    With these virtual machines everyone, that can download it, can run the virtual machines. And not everyone is a Linux user.
    I know the virtual machine is meant to be used as a server and not as a desktop, therefor the GUI is not necessarily.
    But the ones that are not that familiar with Linux and would like to modify or extend basic settings at OS level would appreciate a GUI.

    I agree with you, but also want to provide the non Linux users more flexibility with the vm.
    As I said in the post this is not part of the virtual machine deployment as intended by Oracle.
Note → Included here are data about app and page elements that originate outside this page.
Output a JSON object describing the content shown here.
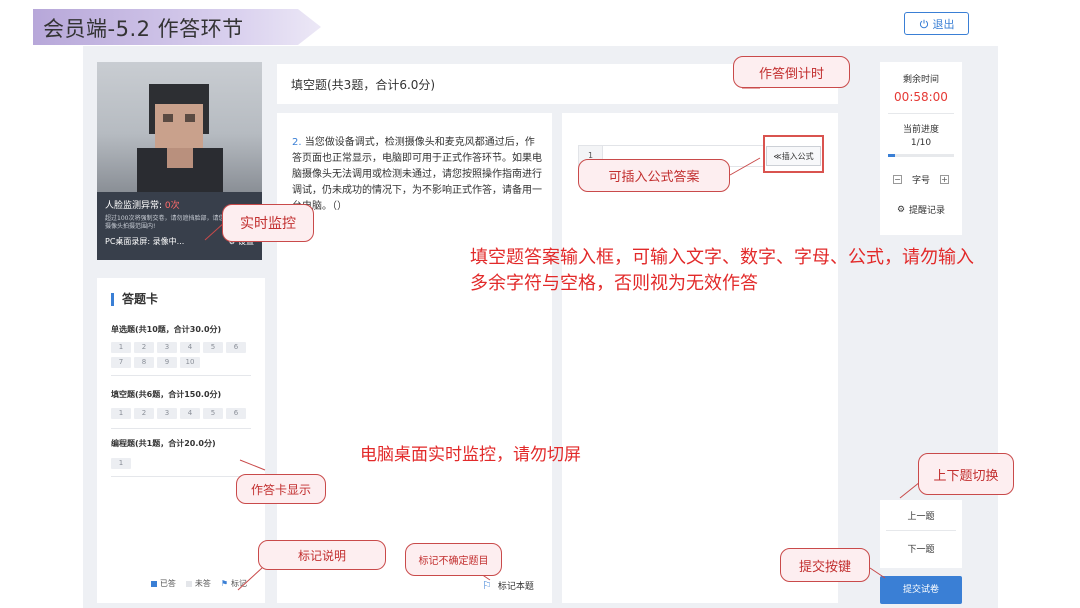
{
  "header": {
    "title": "会员端-5.2  作答环节",
    "exit_label": "退出"
  },
  "camera": {
    "face_label": "人脸监测异常: ",
    "face_count": "0次",
    "warning": "超过100次将强制交卷，请勿遮挡脸部，请您的正脸在摄像头拍摄范围内!",
    "screen_label": "PC桌面录屏: 录像中...",
    "settings_label": "设置"
  },
  "answer_card": {
    "title": "答题卡",
    "sections": [
      {
        "title": "单选题(共10题，合计30.0分)",
        "numbers": [
          "1",
          "2",
          "3",
          "4",
          "5",
          "6",
          "7",
          "8",
          "9",
          "10"
        ]
      },
      {
        "title": "填空题(共6题，合计150.0分)",
        "numbers": [
          "1",
          "2",
          "3",
          "4",
          "5",
          "6"
        ]
      },
      {
        "title": "编程题(共1题，合计20.0分)",
        "numbers": [
          "1"
        ]
      }
    ],
    "legend": {
      "answered": "已答",
      "unanswered": "未答",
      "marked": "标记"
    }
  },
  "question": {
    "header": "填空题(共3题，合计6.0分)",
    "number": "2.",
    "text": "当您做设备调式，检测摄像头和麦克风都通过后，作答页面也正常显示，电脑即可用于正式作答环节。如果电脑摄像头无法调用或检测未通过，请您按照操作指南进行调试，仍未成功的情况下，为不影响正式作答，请备用一台电脑。（）",
    "mark_label": "标记本题"
  },
  "answer": {
    "line_number": "1",
    "formula_label": "≪插入公式"
  },
  "sidebar": {
    "remaining_label": "剩余时间",
    "remaining_time": "00:58:00",
    "progress_label": "当前进度",
    "progress_value": "1/10",
    "progress_fraction": 0.1,
    "font_label": "字号",
    "reminder_label": "提醒记录",
    "prev_label": "上一题",
    "next_label": "下一题",
    "submit_label": "提交试卷"
  },
  "annotations": {
    "countdown": "作答倒计时",
    "formula": "可插入公式答案",
    "monitor": "实时监控",
    "input_note": "填空题答案输入框，可输入文字、数字、字母、公式，请勿输入多余字符与空格，否则视为无效作答",
    "desktop_note": "电脑桌面实时监控，请勿切屏",
    "card_display": "作答卡显示",
    "nav_switch": "上下题切换",
    "mark_note": "标记说明",
    "mark_uncertain": "标记不确定题目",
    "submit_key": "提交按键"
  },
  "colors": {
    "accent": "#3a7fd5",
    "alert": "#e53935",
    "annotation": "#e22a2a"
  }
}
It is my choice to extend the virtual machine and it is your choice to follow this post.


  3. Hi Hakan, I fully understand you.
    My intention was rather trying to explain why Oracle did not do it that way.
    As far as I remember, Oracle Linux 5.x has the GUI built by default, so it seems they removed it on purpose. By the way, from Oracle Linux 6 onward the OS prompt (no GUI) has became the default.


  4. Hi Hakan,

    Appreciated of what you have done to help others that are not Unix/Linux gurus.
    BTW, can COBOL programs be executed in HCM92DMO/VM?

    Best Regards,

  5. Cobols are not compiled. You should install a Cobol Compiler and compile these first. After this you will be able to execute cobols.

  6. Thanks. So, Oracle did not deliver at least a trial version of COBOL compiler?

  7. Rahul6:42 AM

    I could neither find cobol setup files nor was installed by default. I downloaded it from and used /opt/oracle/psft/vm/ script to install the 30 day trial version. I basically modified and used SetEnvVars(), SetAppbatchEnvVars(), CheckCreateCOBOLEnvironment(), InstallCobolLicense() and CompileAndLinkCobols() functions.